“I’m wide awake on memories. These memories can’t wait.”
--Talking Heads, 1979
As I think about oral history and the work of The Citadel Oral History Program, these final lines from "Memories Can't Wait" run through my head. As interviewers, we feel a pressing urgency to record the stories of people while they are healthy and their memories fresh. As interviewees, we feel the need to discipline our memories in such a way that will bring order to our complicated pasts. Some memories may even haunt us. They demand our attention and insist on explanation, especially those that defy our self-perceptions. There’s a social urgency to our memories as well. The universality of stories can link us together across lines of difference. And in that potential lies the possibility of understanding and collective action.

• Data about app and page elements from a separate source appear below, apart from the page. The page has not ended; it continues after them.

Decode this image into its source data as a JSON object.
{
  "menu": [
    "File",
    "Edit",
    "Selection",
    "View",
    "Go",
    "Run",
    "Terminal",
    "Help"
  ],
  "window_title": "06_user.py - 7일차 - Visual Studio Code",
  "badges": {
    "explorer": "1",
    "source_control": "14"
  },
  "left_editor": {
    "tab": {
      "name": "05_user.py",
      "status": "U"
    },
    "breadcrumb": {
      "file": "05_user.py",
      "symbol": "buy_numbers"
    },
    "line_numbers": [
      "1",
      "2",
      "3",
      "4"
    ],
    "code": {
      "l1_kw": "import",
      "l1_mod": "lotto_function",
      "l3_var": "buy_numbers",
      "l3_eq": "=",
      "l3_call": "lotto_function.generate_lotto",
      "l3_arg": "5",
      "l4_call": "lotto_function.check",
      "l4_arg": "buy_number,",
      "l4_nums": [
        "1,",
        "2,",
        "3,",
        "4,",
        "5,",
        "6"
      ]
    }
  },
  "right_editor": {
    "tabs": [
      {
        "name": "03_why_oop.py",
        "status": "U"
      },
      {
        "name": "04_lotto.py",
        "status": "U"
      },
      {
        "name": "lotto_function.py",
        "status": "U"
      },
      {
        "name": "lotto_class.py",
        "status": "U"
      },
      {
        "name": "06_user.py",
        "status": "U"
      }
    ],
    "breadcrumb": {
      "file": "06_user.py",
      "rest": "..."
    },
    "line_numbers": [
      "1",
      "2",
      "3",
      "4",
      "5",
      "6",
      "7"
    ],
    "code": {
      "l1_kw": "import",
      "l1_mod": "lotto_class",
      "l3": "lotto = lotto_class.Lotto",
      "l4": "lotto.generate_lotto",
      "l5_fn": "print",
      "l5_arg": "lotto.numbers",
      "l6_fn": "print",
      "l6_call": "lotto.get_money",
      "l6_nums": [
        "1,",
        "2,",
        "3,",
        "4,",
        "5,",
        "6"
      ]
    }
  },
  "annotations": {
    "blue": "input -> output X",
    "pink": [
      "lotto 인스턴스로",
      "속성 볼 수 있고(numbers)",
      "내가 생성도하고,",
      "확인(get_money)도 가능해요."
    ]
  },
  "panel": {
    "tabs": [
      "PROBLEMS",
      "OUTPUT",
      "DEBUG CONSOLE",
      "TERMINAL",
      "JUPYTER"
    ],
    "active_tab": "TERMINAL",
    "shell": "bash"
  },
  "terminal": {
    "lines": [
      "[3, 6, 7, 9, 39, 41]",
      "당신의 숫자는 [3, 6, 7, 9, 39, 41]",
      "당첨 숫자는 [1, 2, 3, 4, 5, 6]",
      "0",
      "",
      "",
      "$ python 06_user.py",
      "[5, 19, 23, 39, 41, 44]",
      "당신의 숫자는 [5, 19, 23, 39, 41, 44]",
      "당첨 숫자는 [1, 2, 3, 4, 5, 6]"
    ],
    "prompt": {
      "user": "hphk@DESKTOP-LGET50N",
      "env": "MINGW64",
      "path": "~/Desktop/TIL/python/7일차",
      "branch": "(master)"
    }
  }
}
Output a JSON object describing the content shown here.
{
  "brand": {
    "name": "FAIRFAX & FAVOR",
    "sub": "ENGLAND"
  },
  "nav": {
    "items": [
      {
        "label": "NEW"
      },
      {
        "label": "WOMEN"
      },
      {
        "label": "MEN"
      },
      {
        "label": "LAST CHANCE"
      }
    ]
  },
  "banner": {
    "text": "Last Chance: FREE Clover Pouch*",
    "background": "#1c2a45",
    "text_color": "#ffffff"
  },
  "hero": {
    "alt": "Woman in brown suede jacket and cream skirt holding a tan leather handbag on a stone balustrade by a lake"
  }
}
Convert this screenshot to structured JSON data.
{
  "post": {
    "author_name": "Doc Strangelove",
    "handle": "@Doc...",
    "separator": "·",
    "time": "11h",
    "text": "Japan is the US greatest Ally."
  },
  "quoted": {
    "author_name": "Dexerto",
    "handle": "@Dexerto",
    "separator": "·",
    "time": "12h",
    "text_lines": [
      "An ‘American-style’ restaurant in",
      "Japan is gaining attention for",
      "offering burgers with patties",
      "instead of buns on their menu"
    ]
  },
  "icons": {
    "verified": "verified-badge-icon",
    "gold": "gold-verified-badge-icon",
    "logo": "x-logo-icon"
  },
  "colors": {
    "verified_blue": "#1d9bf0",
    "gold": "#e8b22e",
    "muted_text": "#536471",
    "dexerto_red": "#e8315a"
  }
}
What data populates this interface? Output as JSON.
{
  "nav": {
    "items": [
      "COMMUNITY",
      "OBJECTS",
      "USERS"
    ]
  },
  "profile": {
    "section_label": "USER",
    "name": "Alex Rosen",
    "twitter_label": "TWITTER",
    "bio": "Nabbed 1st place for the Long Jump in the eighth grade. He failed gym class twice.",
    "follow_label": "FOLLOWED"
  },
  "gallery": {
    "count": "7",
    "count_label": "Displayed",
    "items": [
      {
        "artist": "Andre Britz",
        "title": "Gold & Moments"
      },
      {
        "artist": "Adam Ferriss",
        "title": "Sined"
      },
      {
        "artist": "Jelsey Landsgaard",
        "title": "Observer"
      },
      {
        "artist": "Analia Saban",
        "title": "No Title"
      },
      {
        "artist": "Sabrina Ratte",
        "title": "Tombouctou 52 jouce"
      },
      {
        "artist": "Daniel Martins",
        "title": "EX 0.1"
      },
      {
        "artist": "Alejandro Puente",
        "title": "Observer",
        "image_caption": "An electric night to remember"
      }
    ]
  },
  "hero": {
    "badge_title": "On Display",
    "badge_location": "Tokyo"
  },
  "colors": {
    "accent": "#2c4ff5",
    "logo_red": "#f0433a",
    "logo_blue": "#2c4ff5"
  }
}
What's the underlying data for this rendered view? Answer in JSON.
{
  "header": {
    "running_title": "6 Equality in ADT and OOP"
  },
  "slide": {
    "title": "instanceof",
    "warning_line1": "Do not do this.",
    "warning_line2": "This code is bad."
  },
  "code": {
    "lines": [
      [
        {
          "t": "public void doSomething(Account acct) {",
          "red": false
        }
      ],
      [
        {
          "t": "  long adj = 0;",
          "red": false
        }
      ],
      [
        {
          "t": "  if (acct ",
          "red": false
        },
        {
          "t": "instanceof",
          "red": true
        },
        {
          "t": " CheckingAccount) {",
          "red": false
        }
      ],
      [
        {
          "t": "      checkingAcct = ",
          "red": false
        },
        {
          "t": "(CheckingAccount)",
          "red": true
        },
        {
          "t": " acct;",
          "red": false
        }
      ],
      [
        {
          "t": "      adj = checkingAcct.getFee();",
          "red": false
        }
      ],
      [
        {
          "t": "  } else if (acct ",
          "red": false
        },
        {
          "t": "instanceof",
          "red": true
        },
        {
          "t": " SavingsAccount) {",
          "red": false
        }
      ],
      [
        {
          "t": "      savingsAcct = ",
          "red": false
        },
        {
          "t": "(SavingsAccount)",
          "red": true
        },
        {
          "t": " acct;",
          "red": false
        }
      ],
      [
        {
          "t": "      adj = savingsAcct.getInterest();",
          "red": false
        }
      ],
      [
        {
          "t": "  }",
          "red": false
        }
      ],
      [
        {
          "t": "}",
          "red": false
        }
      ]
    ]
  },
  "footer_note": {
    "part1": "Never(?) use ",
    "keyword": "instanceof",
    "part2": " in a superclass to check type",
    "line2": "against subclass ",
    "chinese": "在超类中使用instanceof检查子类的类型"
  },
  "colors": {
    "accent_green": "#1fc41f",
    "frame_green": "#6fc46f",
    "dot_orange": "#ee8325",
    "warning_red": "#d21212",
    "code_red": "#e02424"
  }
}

All of these impulses are reflected in our work over the past five years. The scholars, students, and activists affiliated with The Citadel Oral History Program are joined by the belief that collecting memories is good for individuals and good for community.
This website showcases audio recordings and transcriptions from some of the more than two hundred interviews we have conducted with a wide range of area residents. It serves as a news site to keep you up to date on our recent programs, and it provides resources to assist you in your own oral history projects. Lastly and most importantly, this website is as invitation. We invite you to help shape our continuing efforts to document the rich history and culture of the South Carolina Lowcountry. Please be in touch.
--Kerry Taylor, Coordinator